c. "They like to have themselves photographed standing next to cardboard cutouts of celebrities. They then like to show these photographs to their friends and see if they can convince them that they actually met these celebrities."
d. "They like to have themselves photographed wearing fine lace-trimmed nightgowns. They prefer Alencon, but will settle for Swiss bobbin."
3. "Well, we never got up to have our dinner or anything else, and we stayed in bed till noon." (96)
a. "And in the morning, we did have anal intercourse."
b. "And in the morning, we did have toast, followed by anal intercourse."
c. "And in the early afternoon, we did have some tea and those nice cucumber sandwiches, after which we engaged in anal intercourse."
d. "At the advice of our pastor, we sometimes waited until nightfall for the anal intercourse. Not often, though."
4. "A 'threesome,' of course, is either two women with one man (this seems to be the preferable arrangement) or two men with one woman. A 'foursome' may consist of two couples or three people of one sex with one of the other." (102)
a. "'French love,' known even to many non-swappers as oral stimulation
of the vulva by male or female and practiced in swap circles, particularly when
new and comparatively decorous ... members are initiated."
b. "'French toast,' known even to the most casual observer of the breakfast scene, is often topped with cinnamon, and is delicious. It is often followed with anal intercourse."
c. "Group sex makes Jesus cry."
d. "'Swedish love' is like regular sex, but with lingonberries."
5. "The story sounds familiar, because I have heard it from so many homosexuals. Harold, in his forty-nine years, had had up till then 1,953 sexual contacts with men." (147)
a. "This is absolutely correct, he says, because he has reconstructed
all his experiences for Dr. Hooker, kept an accurate record."
b. "This is absolutely correct, he says, because he keeps a detailed list of all his sexual partners. He's totally anal about it."
c. "The weird thing about this is that he's straight."
d. "No fool he!"
Correct answers: (1) a, (2) a, (3) a, (4) a, (5) a
In addition to the points you received for each correct answer, give yourself a point for each second it took you to realize that all the correct answers were going to be "a," because I was too lazy to set it up any other way. Give yourself ten points if you rolled your eyes at the predictable, sophomoric half-pun about sodomy in the "b" answer to question five. Give yourself twenty points if you've ever eaten lingonberry pancakes.
Finally, give yourself a thousand points if you actually have a copy of this book and find yourself disturbingly turned on by the seminude watercolors on the cover. Then take a drink.

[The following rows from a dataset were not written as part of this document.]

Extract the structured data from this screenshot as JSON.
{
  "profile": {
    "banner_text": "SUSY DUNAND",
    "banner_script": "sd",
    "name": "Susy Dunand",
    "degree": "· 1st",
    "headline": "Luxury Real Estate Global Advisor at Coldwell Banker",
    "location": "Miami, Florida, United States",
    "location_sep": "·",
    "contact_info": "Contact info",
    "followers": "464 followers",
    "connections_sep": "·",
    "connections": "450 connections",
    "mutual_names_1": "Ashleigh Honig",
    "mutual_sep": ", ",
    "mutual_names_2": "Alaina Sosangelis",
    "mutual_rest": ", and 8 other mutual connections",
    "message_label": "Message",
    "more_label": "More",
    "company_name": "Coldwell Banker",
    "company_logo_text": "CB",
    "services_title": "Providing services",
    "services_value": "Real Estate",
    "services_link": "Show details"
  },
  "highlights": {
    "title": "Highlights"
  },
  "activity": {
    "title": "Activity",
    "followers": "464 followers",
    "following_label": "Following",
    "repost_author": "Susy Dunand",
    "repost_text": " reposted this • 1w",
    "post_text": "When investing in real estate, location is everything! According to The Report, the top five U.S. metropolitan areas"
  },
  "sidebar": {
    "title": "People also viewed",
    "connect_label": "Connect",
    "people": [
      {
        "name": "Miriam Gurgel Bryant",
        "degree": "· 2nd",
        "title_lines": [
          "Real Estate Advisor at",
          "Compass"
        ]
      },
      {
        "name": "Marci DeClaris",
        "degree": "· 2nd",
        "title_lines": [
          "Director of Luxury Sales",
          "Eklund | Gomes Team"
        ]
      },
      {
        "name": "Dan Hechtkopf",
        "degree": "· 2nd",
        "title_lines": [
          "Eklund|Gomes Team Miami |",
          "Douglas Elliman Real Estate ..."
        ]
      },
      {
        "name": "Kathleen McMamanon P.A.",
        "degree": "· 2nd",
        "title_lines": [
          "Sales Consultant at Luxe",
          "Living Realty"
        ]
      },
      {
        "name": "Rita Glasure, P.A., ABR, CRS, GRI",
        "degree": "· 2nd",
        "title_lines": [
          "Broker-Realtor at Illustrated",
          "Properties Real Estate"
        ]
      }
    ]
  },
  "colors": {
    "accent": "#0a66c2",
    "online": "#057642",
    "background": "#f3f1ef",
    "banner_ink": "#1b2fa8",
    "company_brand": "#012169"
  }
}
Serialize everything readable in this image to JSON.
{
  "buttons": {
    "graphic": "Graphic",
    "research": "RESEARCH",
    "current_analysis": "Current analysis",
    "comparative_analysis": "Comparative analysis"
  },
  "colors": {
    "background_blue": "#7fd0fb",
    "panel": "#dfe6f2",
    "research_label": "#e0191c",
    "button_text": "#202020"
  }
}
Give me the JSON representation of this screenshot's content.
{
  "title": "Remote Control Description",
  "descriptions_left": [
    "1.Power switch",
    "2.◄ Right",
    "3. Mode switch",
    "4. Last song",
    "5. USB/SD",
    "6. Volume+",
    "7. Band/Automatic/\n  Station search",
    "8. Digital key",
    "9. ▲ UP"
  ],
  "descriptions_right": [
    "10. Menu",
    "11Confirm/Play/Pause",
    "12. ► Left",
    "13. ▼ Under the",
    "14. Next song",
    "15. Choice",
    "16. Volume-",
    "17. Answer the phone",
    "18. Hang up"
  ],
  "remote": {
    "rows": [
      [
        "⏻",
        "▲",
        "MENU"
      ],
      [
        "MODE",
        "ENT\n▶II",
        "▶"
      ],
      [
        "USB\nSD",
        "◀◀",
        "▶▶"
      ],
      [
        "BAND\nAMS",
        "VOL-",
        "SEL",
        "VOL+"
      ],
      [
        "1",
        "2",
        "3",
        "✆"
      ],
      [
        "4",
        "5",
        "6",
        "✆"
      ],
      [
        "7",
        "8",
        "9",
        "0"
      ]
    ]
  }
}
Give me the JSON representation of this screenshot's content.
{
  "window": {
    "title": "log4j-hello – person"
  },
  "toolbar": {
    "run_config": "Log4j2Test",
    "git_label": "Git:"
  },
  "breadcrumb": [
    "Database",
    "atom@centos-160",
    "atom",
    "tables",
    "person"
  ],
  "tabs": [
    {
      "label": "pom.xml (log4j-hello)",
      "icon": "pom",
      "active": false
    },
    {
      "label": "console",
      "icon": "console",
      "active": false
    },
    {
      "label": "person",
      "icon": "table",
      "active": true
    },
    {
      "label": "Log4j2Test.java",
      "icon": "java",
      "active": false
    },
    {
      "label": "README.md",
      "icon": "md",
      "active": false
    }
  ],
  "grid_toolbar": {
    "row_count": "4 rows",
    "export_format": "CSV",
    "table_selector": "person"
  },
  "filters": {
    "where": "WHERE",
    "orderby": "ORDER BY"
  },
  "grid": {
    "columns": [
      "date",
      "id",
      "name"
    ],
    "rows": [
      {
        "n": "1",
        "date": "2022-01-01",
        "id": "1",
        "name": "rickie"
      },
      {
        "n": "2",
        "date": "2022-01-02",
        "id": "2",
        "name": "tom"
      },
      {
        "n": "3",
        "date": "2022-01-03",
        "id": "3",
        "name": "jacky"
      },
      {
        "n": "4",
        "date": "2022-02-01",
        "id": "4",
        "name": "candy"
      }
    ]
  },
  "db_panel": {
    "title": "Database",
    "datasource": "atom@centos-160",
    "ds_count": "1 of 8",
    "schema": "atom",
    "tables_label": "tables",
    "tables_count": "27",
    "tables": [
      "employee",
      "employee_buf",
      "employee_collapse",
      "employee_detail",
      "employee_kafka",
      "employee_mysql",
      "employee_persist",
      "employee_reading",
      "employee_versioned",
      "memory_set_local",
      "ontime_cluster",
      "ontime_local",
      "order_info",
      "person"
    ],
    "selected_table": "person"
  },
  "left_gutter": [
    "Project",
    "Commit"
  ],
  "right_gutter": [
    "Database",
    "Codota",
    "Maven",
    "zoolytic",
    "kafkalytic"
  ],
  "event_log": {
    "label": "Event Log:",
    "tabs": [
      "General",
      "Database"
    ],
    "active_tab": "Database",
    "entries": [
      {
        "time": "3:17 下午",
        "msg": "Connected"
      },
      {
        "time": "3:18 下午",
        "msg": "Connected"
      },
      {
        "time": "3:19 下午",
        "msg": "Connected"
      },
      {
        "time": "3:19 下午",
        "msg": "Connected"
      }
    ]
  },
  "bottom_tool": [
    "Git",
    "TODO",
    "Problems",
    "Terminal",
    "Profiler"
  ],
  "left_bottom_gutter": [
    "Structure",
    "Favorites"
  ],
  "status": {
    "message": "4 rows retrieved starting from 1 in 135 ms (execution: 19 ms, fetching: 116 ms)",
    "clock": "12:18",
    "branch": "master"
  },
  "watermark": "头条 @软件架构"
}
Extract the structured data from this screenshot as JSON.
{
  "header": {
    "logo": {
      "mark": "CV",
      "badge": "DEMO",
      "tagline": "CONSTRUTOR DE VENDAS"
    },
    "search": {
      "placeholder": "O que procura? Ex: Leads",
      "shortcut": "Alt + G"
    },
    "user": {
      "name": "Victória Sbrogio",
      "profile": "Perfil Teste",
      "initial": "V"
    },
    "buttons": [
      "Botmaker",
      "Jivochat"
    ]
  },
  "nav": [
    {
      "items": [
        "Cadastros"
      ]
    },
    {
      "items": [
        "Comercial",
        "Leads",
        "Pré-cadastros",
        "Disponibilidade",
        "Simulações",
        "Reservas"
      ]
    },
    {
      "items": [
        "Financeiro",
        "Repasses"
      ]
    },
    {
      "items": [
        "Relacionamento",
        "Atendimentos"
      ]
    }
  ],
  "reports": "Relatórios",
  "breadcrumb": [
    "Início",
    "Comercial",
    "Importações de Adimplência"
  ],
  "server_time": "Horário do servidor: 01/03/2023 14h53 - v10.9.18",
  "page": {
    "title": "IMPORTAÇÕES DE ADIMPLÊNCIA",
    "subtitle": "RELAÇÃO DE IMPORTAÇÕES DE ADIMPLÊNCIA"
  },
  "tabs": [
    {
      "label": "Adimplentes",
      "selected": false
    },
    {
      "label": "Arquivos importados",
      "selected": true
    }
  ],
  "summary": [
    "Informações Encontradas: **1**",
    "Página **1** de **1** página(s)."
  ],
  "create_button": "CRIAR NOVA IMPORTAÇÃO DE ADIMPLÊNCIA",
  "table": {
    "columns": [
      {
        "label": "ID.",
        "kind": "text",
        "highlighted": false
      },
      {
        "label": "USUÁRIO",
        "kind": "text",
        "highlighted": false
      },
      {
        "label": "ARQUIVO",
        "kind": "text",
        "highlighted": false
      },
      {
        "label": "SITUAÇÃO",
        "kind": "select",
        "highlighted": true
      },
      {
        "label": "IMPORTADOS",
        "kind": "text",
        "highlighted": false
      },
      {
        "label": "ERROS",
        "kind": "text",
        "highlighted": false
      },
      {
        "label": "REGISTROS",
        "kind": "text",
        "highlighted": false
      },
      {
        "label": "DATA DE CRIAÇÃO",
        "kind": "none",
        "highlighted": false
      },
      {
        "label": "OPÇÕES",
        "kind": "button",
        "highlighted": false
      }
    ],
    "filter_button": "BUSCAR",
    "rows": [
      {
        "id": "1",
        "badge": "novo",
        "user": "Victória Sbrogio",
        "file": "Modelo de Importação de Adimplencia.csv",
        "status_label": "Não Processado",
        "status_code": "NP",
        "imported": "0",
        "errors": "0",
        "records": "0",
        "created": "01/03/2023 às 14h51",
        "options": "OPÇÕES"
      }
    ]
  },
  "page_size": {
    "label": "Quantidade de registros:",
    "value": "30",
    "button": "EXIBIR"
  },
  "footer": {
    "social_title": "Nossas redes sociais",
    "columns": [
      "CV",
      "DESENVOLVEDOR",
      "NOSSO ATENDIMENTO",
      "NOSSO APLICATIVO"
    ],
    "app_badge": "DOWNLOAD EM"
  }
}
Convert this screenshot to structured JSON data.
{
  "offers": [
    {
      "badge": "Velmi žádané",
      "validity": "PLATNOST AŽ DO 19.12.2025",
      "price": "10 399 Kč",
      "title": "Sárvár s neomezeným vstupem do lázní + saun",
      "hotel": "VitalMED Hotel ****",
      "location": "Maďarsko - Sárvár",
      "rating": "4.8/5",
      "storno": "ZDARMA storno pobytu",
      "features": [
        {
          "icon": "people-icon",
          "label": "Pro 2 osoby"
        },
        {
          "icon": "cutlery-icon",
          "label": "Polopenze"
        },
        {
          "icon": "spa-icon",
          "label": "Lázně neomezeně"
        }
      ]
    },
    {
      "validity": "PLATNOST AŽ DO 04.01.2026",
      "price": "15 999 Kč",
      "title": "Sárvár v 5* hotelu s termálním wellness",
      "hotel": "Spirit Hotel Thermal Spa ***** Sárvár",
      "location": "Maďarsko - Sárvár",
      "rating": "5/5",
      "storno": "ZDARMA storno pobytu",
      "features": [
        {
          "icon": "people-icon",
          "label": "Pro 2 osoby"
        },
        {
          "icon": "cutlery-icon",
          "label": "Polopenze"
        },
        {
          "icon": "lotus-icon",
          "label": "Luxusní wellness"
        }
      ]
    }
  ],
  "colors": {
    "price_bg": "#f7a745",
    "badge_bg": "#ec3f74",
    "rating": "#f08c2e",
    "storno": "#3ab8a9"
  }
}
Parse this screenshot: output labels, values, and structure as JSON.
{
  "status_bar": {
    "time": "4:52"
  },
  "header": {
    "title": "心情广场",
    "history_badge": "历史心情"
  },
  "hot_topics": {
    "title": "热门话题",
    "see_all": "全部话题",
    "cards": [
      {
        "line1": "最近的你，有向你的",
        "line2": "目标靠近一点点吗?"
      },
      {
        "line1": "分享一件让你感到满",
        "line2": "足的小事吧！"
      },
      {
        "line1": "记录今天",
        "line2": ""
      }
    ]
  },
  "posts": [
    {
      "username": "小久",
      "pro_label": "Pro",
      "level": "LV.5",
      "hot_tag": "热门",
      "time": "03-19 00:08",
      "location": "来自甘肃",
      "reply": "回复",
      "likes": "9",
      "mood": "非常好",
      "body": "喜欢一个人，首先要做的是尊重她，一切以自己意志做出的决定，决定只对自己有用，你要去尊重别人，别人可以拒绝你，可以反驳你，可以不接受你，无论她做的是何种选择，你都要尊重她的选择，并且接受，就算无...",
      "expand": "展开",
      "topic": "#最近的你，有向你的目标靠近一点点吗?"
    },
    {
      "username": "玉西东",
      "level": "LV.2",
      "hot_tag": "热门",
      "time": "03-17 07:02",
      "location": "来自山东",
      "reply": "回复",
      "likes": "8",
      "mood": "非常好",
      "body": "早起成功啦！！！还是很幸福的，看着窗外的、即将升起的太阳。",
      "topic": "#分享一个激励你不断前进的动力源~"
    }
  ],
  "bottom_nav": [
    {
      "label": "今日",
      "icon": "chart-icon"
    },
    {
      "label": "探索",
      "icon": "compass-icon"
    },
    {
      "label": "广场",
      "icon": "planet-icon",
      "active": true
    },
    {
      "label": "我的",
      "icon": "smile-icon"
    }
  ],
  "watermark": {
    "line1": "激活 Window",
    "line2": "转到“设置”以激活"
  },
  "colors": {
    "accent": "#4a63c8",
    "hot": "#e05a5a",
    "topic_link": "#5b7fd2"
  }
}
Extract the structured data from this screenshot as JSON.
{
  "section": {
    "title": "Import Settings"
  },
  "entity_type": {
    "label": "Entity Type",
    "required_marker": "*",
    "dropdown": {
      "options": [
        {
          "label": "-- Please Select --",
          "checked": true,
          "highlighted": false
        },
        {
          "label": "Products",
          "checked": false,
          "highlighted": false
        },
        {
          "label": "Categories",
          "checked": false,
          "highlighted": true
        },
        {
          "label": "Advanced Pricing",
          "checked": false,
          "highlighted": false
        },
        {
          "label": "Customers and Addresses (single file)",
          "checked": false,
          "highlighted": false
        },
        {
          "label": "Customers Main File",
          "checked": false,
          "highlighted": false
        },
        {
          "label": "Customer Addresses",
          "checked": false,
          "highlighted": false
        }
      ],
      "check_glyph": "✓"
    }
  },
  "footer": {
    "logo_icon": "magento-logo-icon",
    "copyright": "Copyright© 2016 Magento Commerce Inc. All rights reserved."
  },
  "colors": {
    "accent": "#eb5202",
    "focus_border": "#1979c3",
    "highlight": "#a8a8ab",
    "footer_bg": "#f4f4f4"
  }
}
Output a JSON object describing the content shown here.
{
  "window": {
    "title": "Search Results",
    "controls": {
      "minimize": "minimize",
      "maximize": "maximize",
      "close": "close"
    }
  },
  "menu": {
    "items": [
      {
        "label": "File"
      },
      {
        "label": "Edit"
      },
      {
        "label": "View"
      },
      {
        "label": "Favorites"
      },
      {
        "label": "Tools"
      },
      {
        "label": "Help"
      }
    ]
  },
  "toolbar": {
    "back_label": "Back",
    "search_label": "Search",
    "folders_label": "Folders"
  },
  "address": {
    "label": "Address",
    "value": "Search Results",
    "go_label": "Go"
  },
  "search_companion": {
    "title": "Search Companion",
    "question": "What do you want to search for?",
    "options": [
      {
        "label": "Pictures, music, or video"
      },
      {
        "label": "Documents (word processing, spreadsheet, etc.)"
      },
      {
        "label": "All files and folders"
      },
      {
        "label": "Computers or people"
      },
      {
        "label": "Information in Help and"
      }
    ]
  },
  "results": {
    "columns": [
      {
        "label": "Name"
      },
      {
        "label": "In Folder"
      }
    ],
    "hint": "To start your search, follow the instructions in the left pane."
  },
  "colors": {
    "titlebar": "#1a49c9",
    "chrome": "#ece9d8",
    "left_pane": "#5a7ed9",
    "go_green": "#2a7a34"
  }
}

So by our new standards, The Puritan Jungle is actually pretty good. I learned a great deal, particularly that "grindie" was apparently once an acceptable synonym for pornographic movie.
I am so fucking glad I didn't grow up in the '60s.
The Puritan Jungle: America's Sexual Underground by Sara Harris